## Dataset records
== Segment start ==

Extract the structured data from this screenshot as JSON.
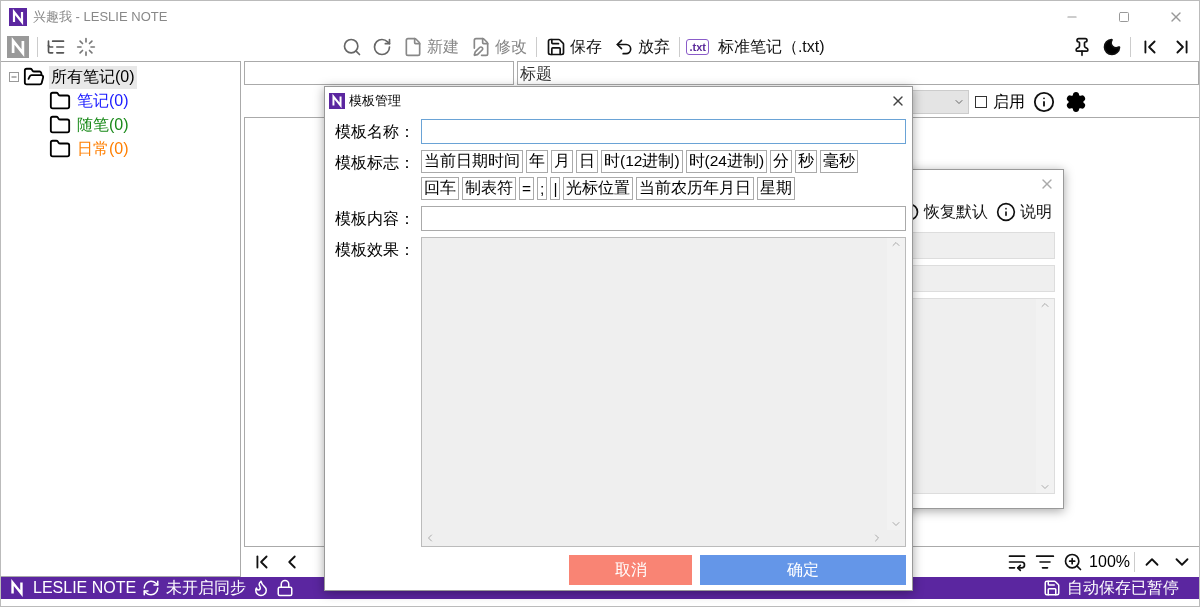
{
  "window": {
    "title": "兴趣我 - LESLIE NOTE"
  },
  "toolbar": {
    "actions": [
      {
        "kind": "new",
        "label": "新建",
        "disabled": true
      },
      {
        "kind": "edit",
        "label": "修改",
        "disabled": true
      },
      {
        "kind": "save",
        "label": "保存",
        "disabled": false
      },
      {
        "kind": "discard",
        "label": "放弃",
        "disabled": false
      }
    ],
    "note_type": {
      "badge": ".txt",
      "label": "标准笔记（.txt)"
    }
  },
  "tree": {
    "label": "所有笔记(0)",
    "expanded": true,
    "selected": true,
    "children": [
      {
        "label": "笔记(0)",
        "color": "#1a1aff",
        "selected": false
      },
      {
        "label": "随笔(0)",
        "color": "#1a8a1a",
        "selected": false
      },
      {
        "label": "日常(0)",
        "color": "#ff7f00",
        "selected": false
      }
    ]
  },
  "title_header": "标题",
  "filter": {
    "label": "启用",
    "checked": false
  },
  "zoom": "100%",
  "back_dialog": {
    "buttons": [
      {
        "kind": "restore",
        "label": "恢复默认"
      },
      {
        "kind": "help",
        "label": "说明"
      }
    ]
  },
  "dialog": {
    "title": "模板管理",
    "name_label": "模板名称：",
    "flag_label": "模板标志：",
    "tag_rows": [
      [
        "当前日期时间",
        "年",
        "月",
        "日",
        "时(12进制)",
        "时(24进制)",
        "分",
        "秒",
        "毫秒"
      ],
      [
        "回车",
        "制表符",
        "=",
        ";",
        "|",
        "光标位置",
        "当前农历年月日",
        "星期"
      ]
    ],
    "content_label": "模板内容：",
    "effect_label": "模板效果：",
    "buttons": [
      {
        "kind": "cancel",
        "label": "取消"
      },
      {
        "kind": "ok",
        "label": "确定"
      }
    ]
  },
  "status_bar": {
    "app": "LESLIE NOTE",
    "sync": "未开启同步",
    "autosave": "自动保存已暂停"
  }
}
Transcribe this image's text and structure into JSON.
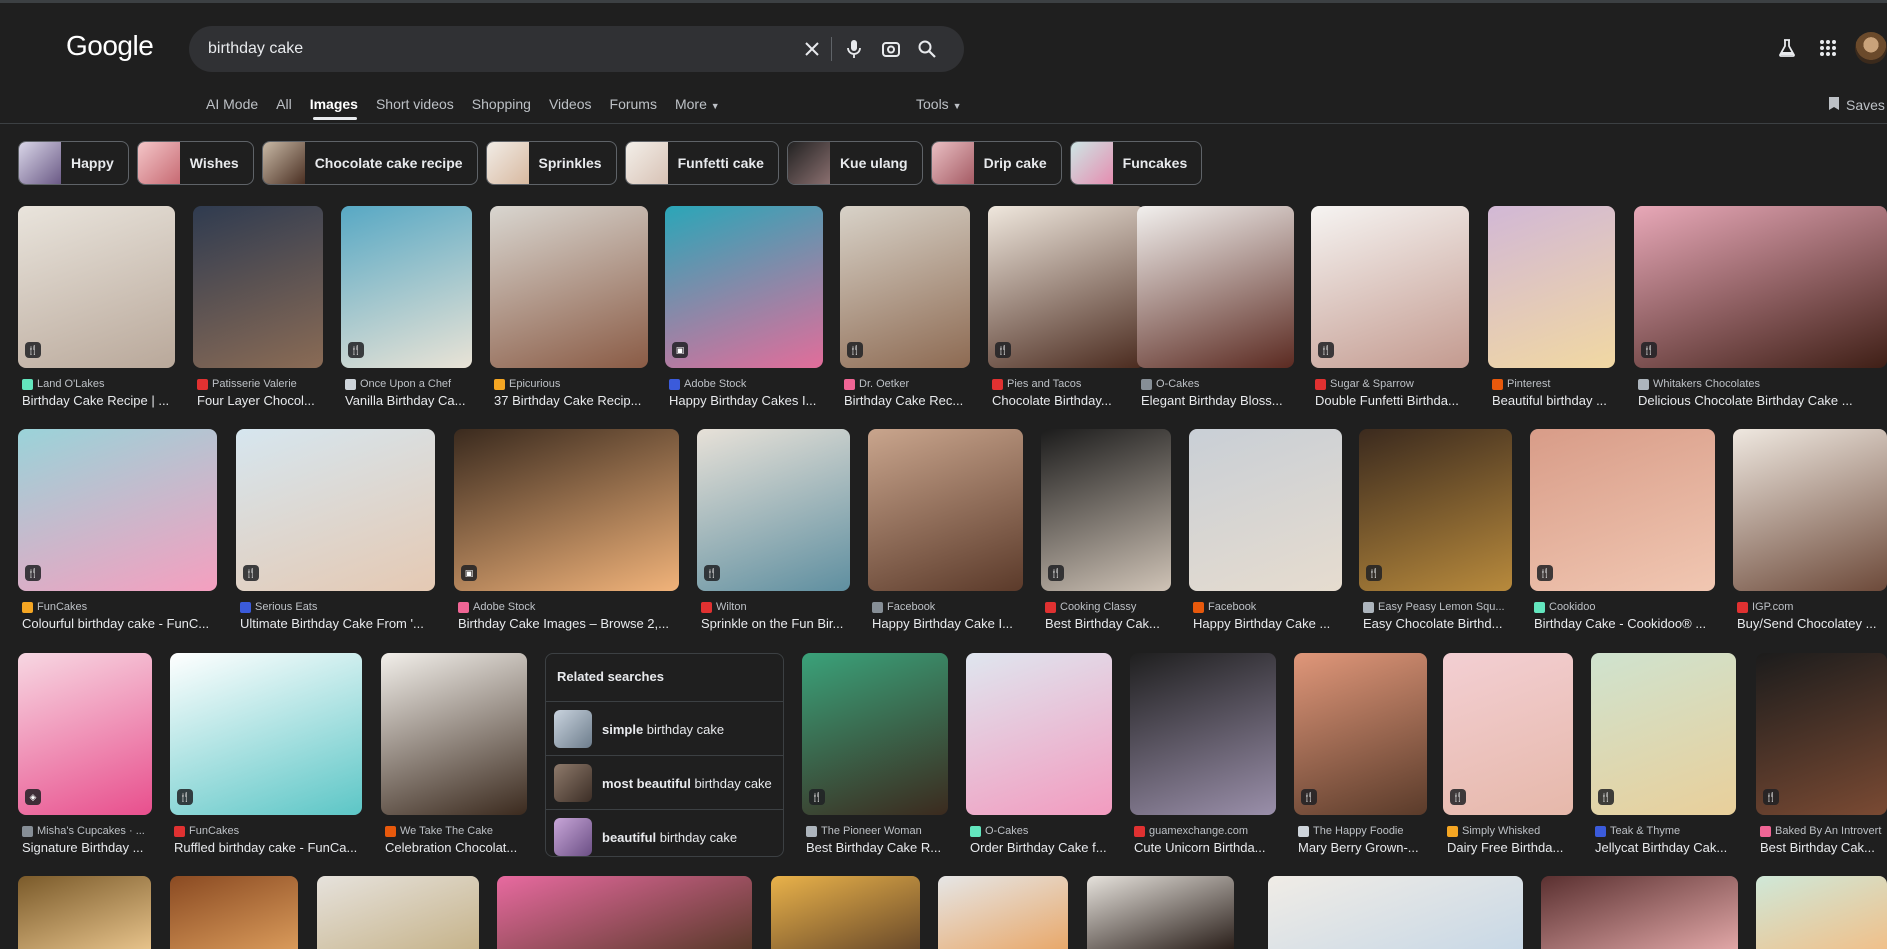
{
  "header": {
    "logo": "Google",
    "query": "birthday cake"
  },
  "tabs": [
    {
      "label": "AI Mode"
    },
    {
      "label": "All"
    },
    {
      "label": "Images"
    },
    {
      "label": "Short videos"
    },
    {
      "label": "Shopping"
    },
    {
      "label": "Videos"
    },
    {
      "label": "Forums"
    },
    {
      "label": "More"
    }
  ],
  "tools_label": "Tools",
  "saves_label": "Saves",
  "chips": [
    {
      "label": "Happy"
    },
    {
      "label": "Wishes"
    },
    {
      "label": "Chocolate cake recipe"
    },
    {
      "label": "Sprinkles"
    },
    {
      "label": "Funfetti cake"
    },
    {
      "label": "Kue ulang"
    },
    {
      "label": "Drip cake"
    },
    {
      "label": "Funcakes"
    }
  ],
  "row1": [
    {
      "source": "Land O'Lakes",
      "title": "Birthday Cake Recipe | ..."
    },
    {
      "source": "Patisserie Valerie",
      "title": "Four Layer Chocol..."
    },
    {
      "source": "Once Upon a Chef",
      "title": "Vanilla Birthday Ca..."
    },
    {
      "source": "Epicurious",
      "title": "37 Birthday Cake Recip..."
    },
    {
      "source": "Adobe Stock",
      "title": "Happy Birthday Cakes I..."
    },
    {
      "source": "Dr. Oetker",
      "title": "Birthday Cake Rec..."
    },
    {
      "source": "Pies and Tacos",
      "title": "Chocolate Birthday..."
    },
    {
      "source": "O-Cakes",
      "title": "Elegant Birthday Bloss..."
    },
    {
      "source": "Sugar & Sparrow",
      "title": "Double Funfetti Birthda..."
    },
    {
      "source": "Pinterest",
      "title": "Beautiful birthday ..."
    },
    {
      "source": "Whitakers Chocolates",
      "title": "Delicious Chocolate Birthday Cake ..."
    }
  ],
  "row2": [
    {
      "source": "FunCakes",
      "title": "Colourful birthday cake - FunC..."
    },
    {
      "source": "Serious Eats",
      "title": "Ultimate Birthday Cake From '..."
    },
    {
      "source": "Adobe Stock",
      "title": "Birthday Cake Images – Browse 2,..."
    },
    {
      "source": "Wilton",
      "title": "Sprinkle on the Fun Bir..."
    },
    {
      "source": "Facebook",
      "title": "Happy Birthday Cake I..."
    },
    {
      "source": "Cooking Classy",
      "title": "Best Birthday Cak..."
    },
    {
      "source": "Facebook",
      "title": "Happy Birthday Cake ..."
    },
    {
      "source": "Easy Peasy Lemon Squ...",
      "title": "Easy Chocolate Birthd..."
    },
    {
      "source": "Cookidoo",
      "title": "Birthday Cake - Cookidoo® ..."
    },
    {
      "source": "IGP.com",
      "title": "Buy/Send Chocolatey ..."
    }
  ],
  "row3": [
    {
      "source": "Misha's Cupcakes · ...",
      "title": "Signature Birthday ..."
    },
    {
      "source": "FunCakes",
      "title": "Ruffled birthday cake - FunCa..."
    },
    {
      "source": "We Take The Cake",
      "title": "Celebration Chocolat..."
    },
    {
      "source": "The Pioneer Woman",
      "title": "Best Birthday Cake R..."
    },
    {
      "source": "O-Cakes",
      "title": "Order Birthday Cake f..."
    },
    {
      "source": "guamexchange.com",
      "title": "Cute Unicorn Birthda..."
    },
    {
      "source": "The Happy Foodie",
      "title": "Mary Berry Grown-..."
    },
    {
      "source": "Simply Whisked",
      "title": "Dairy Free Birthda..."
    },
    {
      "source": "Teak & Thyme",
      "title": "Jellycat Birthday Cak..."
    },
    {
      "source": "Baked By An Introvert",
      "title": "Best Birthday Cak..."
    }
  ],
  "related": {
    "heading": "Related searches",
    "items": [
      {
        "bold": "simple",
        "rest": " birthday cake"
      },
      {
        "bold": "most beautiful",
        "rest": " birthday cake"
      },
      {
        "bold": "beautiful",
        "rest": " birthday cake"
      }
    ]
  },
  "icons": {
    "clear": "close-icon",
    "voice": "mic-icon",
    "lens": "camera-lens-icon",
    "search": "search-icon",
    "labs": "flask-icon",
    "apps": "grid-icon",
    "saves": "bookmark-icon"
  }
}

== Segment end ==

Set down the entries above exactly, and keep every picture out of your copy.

Extract the structured data from this screenshot as JSON.
{
  "window": {
    "title": "兴趣我 - LESLIE NOTE"
  },
  "toolbar": {
    "actions": [
      {
        "kind": "new",
        "label": "新建",
        "disabled": true
      },
      {
        "kind": "edit",
        "label": "修改",
        "disabled": true
      },
      {
        "kind": "save",
        "label": "保存",
        "disabled": false
      },
      {
        "kind": "discard",
        "label": "放弃",
        "disabled": false
      }
    ],
    "note_type": {
      "badge": ".txt",
      "label": "标准笔记（.txt)"
    }
  },
  "tree": {
    "label": "所有笔记(0)",
    "expanded": true,
    "selected": true,
    "children": [
      {
        "label": "笔记(0)",
        "color": "#1a1aff",
        "selected": false
      },
      {
        "label": "随笔(0)",
        "color": "#1a8a1a",
        "selected": false
      },
      {
        "label": "日常(0)",
        "color": "#ff7f00",
        "selected": false
      }
    ]
  },
  "title_header": "标题",
  "filter": {
    "label": "启用",
    "checked": false
  },
  "zoom": "100%",
  "back_dialog": {
    "buttons": [
      {
        "kind": "restore",
        "label": "恢复默认"
      },
      {
        "kind": "help",
        "label": "说明"
      }
    ]
  },
  "dialog": {
    "title": "模板管理",
    "name_label": "模板名称：",
    "flag_label": "模板标志：",
    "tag_rows": [
      [
        "当前日期时间",
        "年",
        "月",
        "日",
        "时(12进制)",
        "时(24进制)",
        "分",
        "秒",
        "毫秒"
      ],
      [
        "回车",
        "制表符",
        "=",
        ";",
        "|",
        "光标位置",
        "当前农历年月日",
        "星期"
      ]
    ],
    "content_label": "模板内容：",
    "effect_label": "模板效果：",
    "buttons": [
      {
        "kind": "cancel",
        "label": "取消"
      },
      {
        "kind": "ok",
        "label": "确定"
      }
    ]
  },
  "status_bar": {
    "app": "LESLIE NOTE",
    "sync": "未开启同步",
    "autosave": "自动保存已暂停"
  }
}
Transcribe this image's text and structure into JSON.
{
  "header": {
    "logo": "Google",
    "query": "birthday cake"
  },
  "tabs": [
    {
      "label": "AI Mode"
    },
    {
      "label": "All"
    },
    {
      "label": "Images"
    },
    {
      "label": "Short videos"
    },
    {
      "label": "Shopping"
    },
    {
      "label": "Videos"
    },
    {
      "label": "Forums"
    },
    {
      "label": "More"
    }
  ],
  "tools_label": "Tools",
  "saves_label": "Saves",
  "chips": [
    {
      "label": "Happy"
    },
    {
      "label": "Wishes"
    },
    {
      "label": "Chocolate cake recipe"
    },
    {
      "label": "Sprinkles"
    },
    {
      "label": "Funfetti cake"
    },
    {
      "label": "Kue ulang"
    },
    {
      "label": "Drip cake"
    },
    {
      "label": "Funcakes"
    }
  ],
  "row1": [
    {
      "source": "Land O'Lakes",
      "title": "Birthday Cake Recipe | ..."
    },
    {
      "source": "Patisserie Valerie",
      "title": "Four Layer Chocol..."
    },
    {
      "source": "Once Upon a Chef",
      "title": "Vanilla Birthday Ca..."
    },
    {
      "source": "Epicurious",
      "title": "37 Birthday Cake Recip..."
    },
    {
      "source": "Adobe Stock",
      "title": "Happy Birthday Cakes I..."
    },
    {
      "source": "Dr. Oetker",
      "title": "Birthday Cake Rec..."
    },
    {
      "source": "Pies and Tacos",
      "title": "Chocolate Birthday..."
    },
    {
      "source": "O-Cakes",
      "title": "Elegant Birthday Bloss..."
    },
    {
      "source": "Sugar & Sparrow",
      "title": "Double Funfetti Birthda..."
    },
    {
      "source": "Pinterest",
      "title": "Beautiful birthday ..."
    },
    {
      "source": "Whitakers Chocolates",
      "title": "Delicious Chocolate Birthday Cake ..."
    }
  ],
  "row2": [
    {
      "source": "FunCakes",
      "title": "Colourful birthday cake - FunC..."
    },
    {
      "source": "Serious Eats",
      "title": "Ultimate Birthday Cake From '..."
    },
    {
      "source": "Adobe Stock",
      "title": "Birthday Cake Images – Browse 2,..."
    },
    {
      "source": "Wilton",
      "title": "Sprinkle on the Fun Bir..."
    },
    {
      "source": "Facebook",
      "title": "Happy Birthday Cake I..."
    },
    {
      "source": "Cooking Classy",
      "title": "Best Birthday Cak..."
    },
    {
      "source": "Facebook",
      "title": "Happy Birthday Cake ..."
    },
    {
      "source": "Easy Peasy Lemon Squ...",
      "title": "Easy Chocolate Birthd..."
    },
    {
      "source": "Cookidoo",
      "title": "Birthday Cake - Cookidoo® ..."
    },
    {
      "source": "IGP.com",
      "title": "Buy/Send Chocolatey ..."
    }
  ],
  "row3": [
    {
      "source": "Misha's Cupcakes · ...",
      "title": "Signature Birthday ..."
    },
    {
      "source": "FunCakes",
      "title": "Ruffled birthday cake - FunCa..."
    },
    {
      "source": "We Take The Cake",
      "title": "Celebration Chocolat..."
    },
    {
      "source": "The Pioneer Woman",
      "title": "Best Birthday Cake R..."
    },
    {
      "source": "O-Cakes",
      "title": "Order Birthday Cake f..."
    },
    {
      "source": "guamexchange.com",
      "title": "Cute Unicorn Birthda..."
    },
    {
      "source": "The Happy Foodie",
      "title": "Mary Berry Grown-..."
    },
    {
      "source": "Simply Whisked",
      "title": "Dairy Free Birthda..."
    },
    {
      "source": "Teak & Thyme",
      "title": "Jellycat Birthday Cak..."
    },
    {
      "source": "Baked By An Introvert",
      "title": "Best Birthday Cak..."
    }
  ],
  "related": {
    "heading": "Related searches",
    "items": [
      {
        "bold": "simple",
        "rest": " birthday cake"
      },
      {
        "bold": "most beautiful",
        "rest": " birthday cake"
      },
      {
        "bold": "beautiful",
        "rest": " birthday cake"
      }
    ]
  },
  "icons": {
    "clear": "close-icon",
    "voice": "mic-icon",
    "lens": "camera-lens-icon",
    "search": "search-icon",
    "labs": "flask-icon",
    "apps": "grid-icon",
    "saves": "bookmark-icon"
  }
}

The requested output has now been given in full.